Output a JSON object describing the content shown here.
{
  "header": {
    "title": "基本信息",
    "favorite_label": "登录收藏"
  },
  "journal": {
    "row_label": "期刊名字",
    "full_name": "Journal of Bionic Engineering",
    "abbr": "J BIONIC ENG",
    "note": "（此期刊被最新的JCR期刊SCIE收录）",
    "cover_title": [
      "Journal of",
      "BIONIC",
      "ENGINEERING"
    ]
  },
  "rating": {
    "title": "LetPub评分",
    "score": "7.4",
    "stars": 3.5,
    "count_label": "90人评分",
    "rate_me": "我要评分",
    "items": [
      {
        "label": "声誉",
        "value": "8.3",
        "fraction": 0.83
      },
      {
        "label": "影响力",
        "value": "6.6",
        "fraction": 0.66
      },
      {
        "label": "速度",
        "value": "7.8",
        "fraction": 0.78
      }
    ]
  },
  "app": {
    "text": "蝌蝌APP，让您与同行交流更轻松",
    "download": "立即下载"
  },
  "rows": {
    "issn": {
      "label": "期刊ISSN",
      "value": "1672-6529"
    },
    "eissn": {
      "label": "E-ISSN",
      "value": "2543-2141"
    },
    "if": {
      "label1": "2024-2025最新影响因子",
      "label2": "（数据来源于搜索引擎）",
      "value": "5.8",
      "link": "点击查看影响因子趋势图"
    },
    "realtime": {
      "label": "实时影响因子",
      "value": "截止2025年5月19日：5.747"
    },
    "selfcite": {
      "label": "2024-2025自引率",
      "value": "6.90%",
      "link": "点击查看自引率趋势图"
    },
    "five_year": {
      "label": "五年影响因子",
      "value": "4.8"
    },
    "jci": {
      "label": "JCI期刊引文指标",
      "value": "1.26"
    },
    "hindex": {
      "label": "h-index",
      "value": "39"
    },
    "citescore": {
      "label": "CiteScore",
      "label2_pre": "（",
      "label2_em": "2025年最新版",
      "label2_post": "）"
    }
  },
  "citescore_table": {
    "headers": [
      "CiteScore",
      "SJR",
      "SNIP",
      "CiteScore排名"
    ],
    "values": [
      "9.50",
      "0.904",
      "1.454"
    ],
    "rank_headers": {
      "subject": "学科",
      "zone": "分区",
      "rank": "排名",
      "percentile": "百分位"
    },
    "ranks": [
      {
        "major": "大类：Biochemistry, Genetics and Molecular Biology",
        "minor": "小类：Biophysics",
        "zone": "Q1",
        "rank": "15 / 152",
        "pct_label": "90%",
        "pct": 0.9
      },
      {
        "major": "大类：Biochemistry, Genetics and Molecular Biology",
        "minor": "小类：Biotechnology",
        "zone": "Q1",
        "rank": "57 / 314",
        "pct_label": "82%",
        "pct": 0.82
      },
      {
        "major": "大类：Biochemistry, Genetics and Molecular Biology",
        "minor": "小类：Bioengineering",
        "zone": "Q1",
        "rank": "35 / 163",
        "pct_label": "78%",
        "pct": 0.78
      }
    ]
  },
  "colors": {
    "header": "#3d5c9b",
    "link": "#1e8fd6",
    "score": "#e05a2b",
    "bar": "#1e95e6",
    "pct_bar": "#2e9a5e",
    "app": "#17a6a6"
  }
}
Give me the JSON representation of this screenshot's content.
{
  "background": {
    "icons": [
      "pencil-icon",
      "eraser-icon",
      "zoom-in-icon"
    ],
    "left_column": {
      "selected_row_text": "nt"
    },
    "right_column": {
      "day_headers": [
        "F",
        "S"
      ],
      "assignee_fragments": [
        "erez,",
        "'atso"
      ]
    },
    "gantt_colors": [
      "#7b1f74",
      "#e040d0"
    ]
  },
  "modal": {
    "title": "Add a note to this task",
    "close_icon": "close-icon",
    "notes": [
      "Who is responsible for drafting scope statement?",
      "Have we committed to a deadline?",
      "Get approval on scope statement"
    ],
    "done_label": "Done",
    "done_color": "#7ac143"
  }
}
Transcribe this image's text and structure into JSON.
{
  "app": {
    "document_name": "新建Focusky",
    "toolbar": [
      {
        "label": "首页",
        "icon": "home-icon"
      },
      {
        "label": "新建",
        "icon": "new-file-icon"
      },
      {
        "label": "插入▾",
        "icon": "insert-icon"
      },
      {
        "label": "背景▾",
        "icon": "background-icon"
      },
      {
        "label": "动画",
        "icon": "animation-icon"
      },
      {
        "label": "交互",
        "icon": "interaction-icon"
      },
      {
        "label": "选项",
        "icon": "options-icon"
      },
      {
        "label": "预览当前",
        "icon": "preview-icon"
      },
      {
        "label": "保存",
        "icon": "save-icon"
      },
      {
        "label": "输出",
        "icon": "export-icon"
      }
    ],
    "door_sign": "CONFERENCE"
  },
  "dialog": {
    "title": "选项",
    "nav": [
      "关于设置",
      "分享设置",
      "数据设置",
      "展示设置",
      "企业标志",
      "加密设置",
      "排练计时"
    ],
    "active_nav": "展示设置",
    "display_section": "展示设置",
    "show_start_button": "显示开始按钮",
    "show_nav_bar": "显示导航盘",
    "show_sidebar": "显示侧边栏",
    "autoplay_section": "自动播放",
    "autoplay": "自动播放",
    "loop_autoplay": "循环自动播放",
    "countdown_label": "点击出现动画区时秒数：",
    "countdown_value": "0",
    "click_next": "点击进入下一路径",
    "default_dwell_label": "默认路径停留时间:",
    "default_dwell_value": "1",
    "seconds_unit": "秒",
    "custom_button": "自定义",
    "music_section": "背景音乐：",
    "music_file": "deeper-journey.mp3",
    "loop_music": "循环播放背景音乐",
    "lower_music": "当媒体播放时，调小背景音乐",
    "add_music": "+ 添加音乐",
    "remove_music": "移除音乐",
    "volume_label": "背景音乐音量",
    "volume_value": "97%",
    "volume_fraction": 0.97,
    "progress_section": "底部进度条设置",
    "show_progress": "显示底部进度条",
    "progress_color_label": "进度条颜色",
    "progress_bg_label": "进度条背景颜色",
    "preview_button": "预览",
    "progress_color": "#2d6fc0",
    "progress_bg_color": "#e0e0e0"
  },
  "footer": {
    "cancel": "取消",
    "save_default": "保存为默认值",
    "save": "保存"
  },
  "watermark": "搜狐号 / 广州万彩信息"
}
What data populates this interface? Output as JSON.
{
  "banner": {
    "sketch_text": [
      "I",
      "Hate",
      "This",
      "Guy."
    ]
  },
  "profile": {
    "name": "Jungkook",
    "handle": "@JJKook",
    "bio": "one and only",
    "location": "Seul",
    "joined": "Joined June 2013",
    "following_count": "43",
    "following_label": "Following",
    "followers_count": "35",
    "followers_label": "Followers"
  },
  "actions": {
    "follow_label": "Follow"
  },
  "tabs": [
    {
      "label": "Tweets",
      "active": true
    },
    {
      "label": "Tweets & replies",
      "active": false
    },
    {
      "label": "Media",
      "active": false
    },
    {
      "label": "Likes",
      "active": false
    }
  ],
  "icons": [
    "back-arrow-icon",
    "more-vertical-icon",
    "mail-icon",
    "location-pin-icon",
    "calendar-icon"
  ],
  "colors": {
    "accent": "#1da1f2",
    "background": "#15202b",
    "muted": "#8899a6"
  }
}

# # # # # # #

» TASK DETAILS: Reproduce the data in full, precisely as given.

» TASK RESPONSE:
Output a JSON object describing the content shown here.
{
  "header": {
    "title": "基本信息",
    "favorite_label": "登录收藏"
  },
  "journal": {
    "row_label": "期刊名字",
    "full_name": "Journal of Bionic Engineering",
    "abbr": "J BIONIC ENG",
    "note": "（此期刊被最新的JCR期刊SCIE收录）",
    "cover_title": [
      "Journal of",
      "BIONIC",
      "ENGINEERING"
    ]
  },
  "rating": {
    "title": "LetPub评分",
    "score": "7.4",
    "stars": 3.5,
    "count_label": "90人评分",
    "rate_me": "我要评分",
    "items": [
      {
        "label": "声誉",
        "value": "8.3",
        "fraction": 0.83
      },
      {
        "label": "影响力",
        "value": "6.6",
        "fraction": 0.66
      },
      {
        "label": "速度",
        "value": "7.8",
        "fraction": 0.78
      }
    ]
  },
  "app": {
    "text": "蝌蝌APP，让您与同行交流更轻松",
    "download": "立即下载"
  },
  "rows": {
    "issn": {
      "label": "期刊ISSN",
      "value": "1672-6529"
    },
    "eissn": {
      "label": "E-ISSN",
      "value": "2543-2141"
    },
    "if": {
      "label1": "2024-2025最新影响因子",
      "label2": "（数据来源于搜索引擎）",
      "value": "5.8",
      "link": "点击查看影响因子趋势图"
    },
    "realtime": {
      "label": "实时影响因子",
      "value": "截止2025年5月19日：5.747"
    },
    "selfcite": {
      "label": "2024-2025自引率",
      "value": "6.90%",
      "link": "点击查看自引率趋势图"
    },
    "five_year": {
      "label": "五年影响因子",
      "value": "4.8"
    },
    "jci": {
      "label": "JCI期刊引文指标",
      "value": "1.26"
    },
    "hindex": {
      "label": "h-index",
      "value": "39"
    },
    "citescore": {
      "label": "CiteScore",
      "label2_pre": "（",
      "label2_em": "2025年最新版",
      "label2_post": "）"
    }
  },
  "citescore_table": {
    "headers": [
      "CiteScore",
      "SJR",
      "SNIP",
      "CiteScore排名"
    ],
    "values": [
      "9.50",
      "0.904",
      "1.454"
    ],
    "rank_headers": {
      "subject": "学科",
      "zone": "分区",
      "rank": "排名",
      "percentile": "百分位"
    },
    "ranks": [
      {
        "major": "大类：Biochemistry, Genetics and Molecular Biology",
        "minor": "小类：Biophysics",
        "zone": "Q1",
        "rank": "15 / 152",
        "pct_label": "90%",
        "pct": 0.9
      },
      {
        "major": "大类：Biochemistry, Genetics and Molecular Biology",
        "minor": "小类：Biotechnology",
        "zone": "Q1",
        "rank": "57 / 314",
        "pct_label": "82%",
        "pct": 0.82
      },
      {
        "major": "大类：Biochemistry, Genetics and Molecular Biology",
        "minor": "小类：Bioengineering",
        "zone": "Q1",
        "rank": "35 / 163",
        "pct_label": "78%",
        "pct": 0.78
      }
    ]
  },
  "colors": {
    "header": "#3d5c9b",
    "link": "#1e8fd6",
    "score": "#e05a2b",
    "bar": "#1e95e6",
    "pct_bar": "#2e9a5e",
    "app": "#17a6a6"
  }
}
Give me the JSON representation of this screenshot's content.
{
  "background": {
    "icons": [
      "pencil-icon",
      "eraser-icon",
      "zoom-in-icon"
    ],
    "left_column": {
      "selected_row_text": "nt"
    },
    "right_column": {
      "day_headers": [
        "F",
        "S"
      ],
      "assignee_fragments": [
        "erez,",
        "'atso"
      ]
    },
    "gantt_colors": [
      "#7b1f74",
      "#e040d0"
    ]
  },
  "modal": {
    "title": "Add a note to this task",
    "close_icon": "close-icon",
    "notes": [
      "Who is responsible for drafting scope statement?",
      "Have we committed to a deadline?",
      "Get approval on scope statement"
    ],
    "done_label": "Done",
    "done_color": "#7ac143"
  }
}
Transcribe this image's text and structure into JSON.
{
  "app": {
    "document_name": "新建Focusky",
    "toolbar": [
      {
        "label": "首页",
        "icon": "home-icon"
      },
      {
        "label": "新建",
        "icon": "new-file-icon"
      },
      {
        "label": "插入▾",
        "icon": "insert-icon"
      },
      {
        "label": "背景▾",
        "icon": "background-icon"
      },
      {
        "label": "动画",
        "icon": "animation-icon"
      },
      {
        "label": "交互",
        "icon": "interaction-icon"
      },
      {
        "label": "选项",
        "icon": "options-icon"
      },
      {
        "label": "预览当前",
        "icon": "preview-icon"
      },
      {
        "label": "保存",
        "icon": "save-icon"
      },
      {
        "label": "输出",
        "icon": "export-icon"
      }
    ],
    "door_sign": "CONFERENCE"
  },
  "dialog": {
    "title": "选项",
    "nav": [
      "关于设置",
      "分享设置",
      "数据设置",
      "展示设置",
      "企业标志",
      "加密设置",
      "排练计时"
    ],
    "active_nav": "展示设置",
    "display_section": "展示设置",
    "show_start_button": "显示开始按钮",
    "show_nav_bar": "显示导航盘",
    "show_sidebar": "显示侧边栏",
    "autoplay_section": "自动播放",
    "autoplay": "自动播放",
    "loop_autoplay": "循环自动播放",
    "countdown_label": "点击出现动画区时秒数：",
    "countdown_value": "0",
    "click_next": "点击进入下一路径",
    "default_dwell_label": "默认路径停留时间:",
    "default_dwell_value": "1",
    "seconds_unit": "秒",
    "custom_button": "自定义",
    "music_section": "背景音乐：",
    "music_file": "deeper-journey.mp3",
    "loop_music": "循环播放背景音乐",
    "lower_music": "当媒体播放时，调小背景音乐",
    "add_music": "+ 添加音乐",
    "remove_music": "移除音乐",
    "volume_label": "背景音乐音量",
    "volume_value": "97%",
    "volume_fraction": 0.97,
    "progress_section": "底部进度条设置",
    "show_progress": "显示底部进度条",
    "progress_color_label": "进度条颜色",
    "progress_bg_label": "进度条背景颜色",
    "preview_button": "预览",
    "progress_color": "#2d6fc0",
    "progress_bg_color": "#e0e0e0"
  },
  "footer": {
    "cancel": "取消",
    "save_default": "保存为默认值",
    "save": "保存"
  },
  "watermark": "搜狐号 / 广州万彩信息"
}
What data populates this interface? Output as JSON.
{
  "banner": {
    "sketch_text": [
      "I",
      "Hate",
      "This",
      "Guy."
    ]
  },
  "profile": {
    "name": "Jungkook",
    "handle": "@JJKook",
    "bio": "one and only",
    "location": "Seul",
    "joined": "Joined June 2013",
    "following_count": "43",
    "following_label": "Following",
    "followers_count": "35",
    "followers_label": "Followers"
  },
  "actions": {
    "follow_label": "Follow"
  },
  "tabs": [
    {
      "label": "Tweets",
      "active": true
    },
    {
      "label": "Tweets & replies",
      "active": false
    },
    {
      "label": "Media",
      "active": false
    },
    {
      "label": "Likes",
      "active": false
    }
  ],
  "icons": [
    "back-arrow-icon",
    "more-vertical-icon",
    "mail-icon",
    "location-pin-icon",
    "calendar-icon"
  ],
  "colors": {
    "accent": "#1da1f2",
    "background": "#15202b",
    "muted": "#8899a6"
  }
}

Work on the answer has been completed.